Wake County Project SEARCH Graduates Eight Interns

Friday, June 26, 2020

Steven Talbot’s alarm still goes off twice a day every day. It’s a watch timer he set to keep track of his working hours during his internship – just one of many life skills he learned through Project SEARCH.

“Project SEARCH is an international program designed for individuals with disabilities in order to help them find competitive employment,” explained instructor Carolyn Penn.

During their senior year of high school with Wake County Public Schools, students are recruited into the internship program, where they learn on-the-job training as well as life skills.

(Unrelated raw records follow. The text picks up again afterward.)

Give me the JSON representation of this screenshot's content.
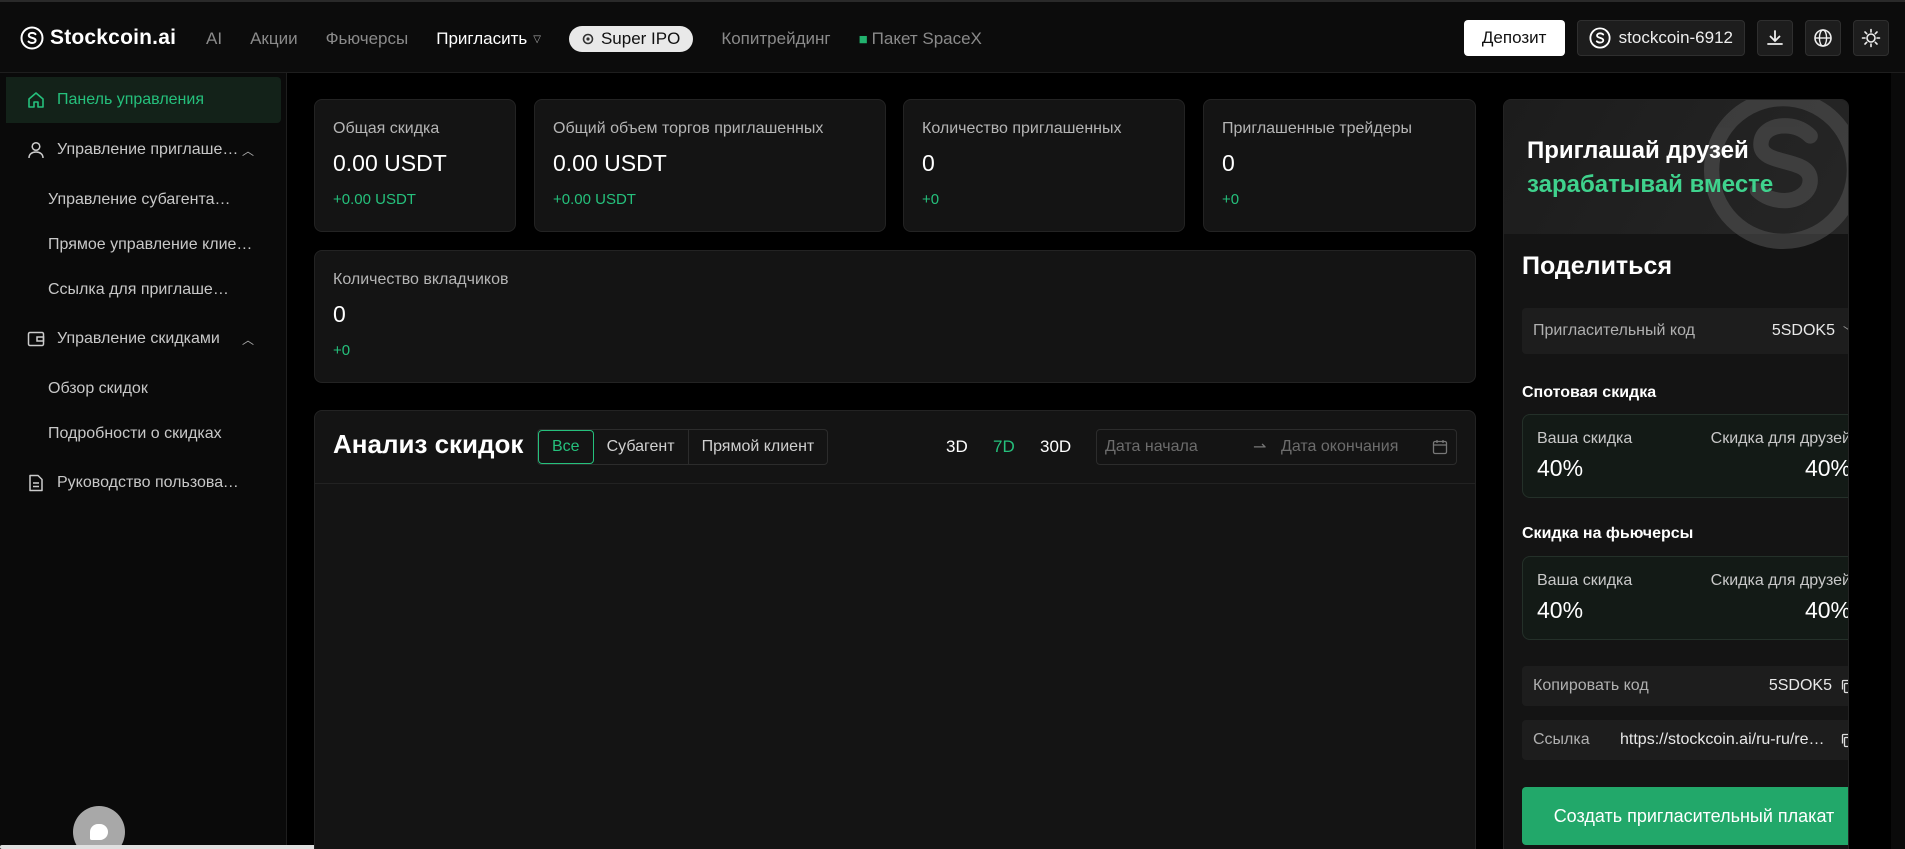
{
  "brand": {
    "name": "Stockcoin.ai",
    "accent": "#25c07c"
  },
  "nav": {
    "items": [
      {
        "label": "AI"
      },
      {
        "label": "Акции"
      },
      {
        "label": "Фьючерсы"
      },
      {
        "label": "Пригласить"
      },
      {
        "label": "Super IPO"
      },
      {
        "label": "Копитрейдинг"
      },
      {
        "label": "Пакет SpaceX"
      }
    ]
  },
  "header": {
    "deposit_label": "Депозит",
    "account_label": "stockcoin-6912"
  },
  "sidebar": {
    "items": [
      {
        "label": "Панель управления",
        "icon": "home-icon"
      },
      {
        "label": "Управление приглашениями",
        "icon": "user-icon"
      },
      {
        "label": "Управление субагентами"
      },
      {
        "label": "Прямое управление клиентами"
      },
      {
        "label": "Ссылка для приглашения"
      },
      {
        "label": "Управление скидками",
        "icon": "wallet-icon"
      },
      {
        "label": "Обзор скидок"
      },
      {
        "label": "Подробности о скидках"
      },
      {
        "label": "Руководство пользователя",
        "icon": "document-icon"
      }
    ]
  },
  "stats": [
    {
      "label": "Общая скидка",
      "value": "0.00 USDT",
      "delta": "+0.00 USDT"
    },
    {
      "label": "Общий объем торгов приглашенных",
      "value": "0.00 USDT",
      "delta": "+0.00 USDT"
    },
    {
      "label": "Количество приглашенных",
      "value": "0",
      "delta": "+0"
    },
    {
      "label": "Приглашенные трейдеры",
      "value": "0",
      "delta": "+0"
    },
    {
      "label": "Количество вкладчиков",
      "value": "0",
      "delta": "+0"
    }
  ],
  "analysis": {
    "title": "Анализ скидок",
    "segments": [
      "Все",
      "Субагент",
      "Прямой клиент"
    ],
    "periods": [
      "3D",
      "7D",
      "30D"
    ],
    "date_start_placeholder": "Дата начала",
    "date_end_placeholder": "Дата окончания"
  },
  "share": {
    "banner_line1": "Приглашай друзей",
    "banner_line2": "зарабатывай вместе",
    "title": "Поделиться",
    "invite_code_label": "Пригласительный код",
    "invite_code_value": "5SDOK5",
    "spot_title": "Спотовая скидка",
    "futures_title": "Скидка на фьючерсы",
    "your_discount_label": "Ваша скидка",
    "friend_discount_label": "Скидка для друзей",
    "spot_your": "40%",
    "spot_friend": "40%",
    "futures_your": "40%",
    "futures_friend": "40%",
    "copy_code_label": "Копировать код",
    "copy_code_value": "5SDOK5",
    "link_label": "Ссылка",
    "link_value": "https://stockcoin.ai/ru-ru/register",
    "poster_button": "Создать пригласительный плакат"
  }
}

It’s a partnership between the North Carolina Department of Health and Human Services (NCDHHS), the Wake County Public School System, Division of Vocational Rehabilitation, Community Workforce Solutions and Embassy Suites in Cary as the host site.

“The way the program runs, they do three internships for the nine months,” explained Project SEARCH coordinator Sandi Bouchard. “They learn the skills that work for that department. For instance, in the kitchen we were helping them learn to cut, dice, slice, how to prep food, wash dishes… how to mop the floors, how to disinfect and sanitize, how to work as a team and how to work individually.”

Several hours of each day was also dedicated to learning other “soft skills” such as self-advocacy, exercise, budgeting and more. “They’re enrolled in four electives: financial literacy, social communication, health and wellness, and skills for employment,” said Penn. “Project SEARCH is a total immersion program.”

These skills, both in the classroom and on the job, are also transferrable. “I liked working in the kitchen with Chef Matt [at the Embassy Suites],” said Talbot. “Now I help my mom cook.”

Due to the COVID19 pandemic, Project SEARCH transitioned to an at-home learning environment.

“We created an Embassy-At-Home checklist of jobs similar to those they were doing at the Embassy Suites so they could continue practicing,” explained Penn.

“Those are transferrable skills. If you can fold laundry in the laundry room at the Embassy Suites, you can fold laundry at home. All of the interns, they truly rocked it,” Bouchard agreed.

On Monday, June 8, Bouchard and Penn celebrated graduation with all eight interns and their families with a ceremony and car parade. This year’s graduates included Rachel Cromer, Casey Park, Josiah Phillips, Catherine Rabon, Colton Rawls, Meghan Sacarello, Steven Talbot and Summer Stallings.

All eight interns were able to take the stage and receive their certificates as their families cheered and waved with homemade signs from their cars and trucks. Simply, “It was fun,” said Talbot.

“It was bittersweet,” said Bouchard. “But the pure joy of seeing the huge smiles and sense of accomplishment from each intern made it all worth it.”

Going forward, Community Workforce Solutions will be working with each intern for job placement and coaching. “I hope to get a job and be useful and help other people,” said Talbot. “Fingers crossed.”

Author: 
Bailey Pennington, Office of Communications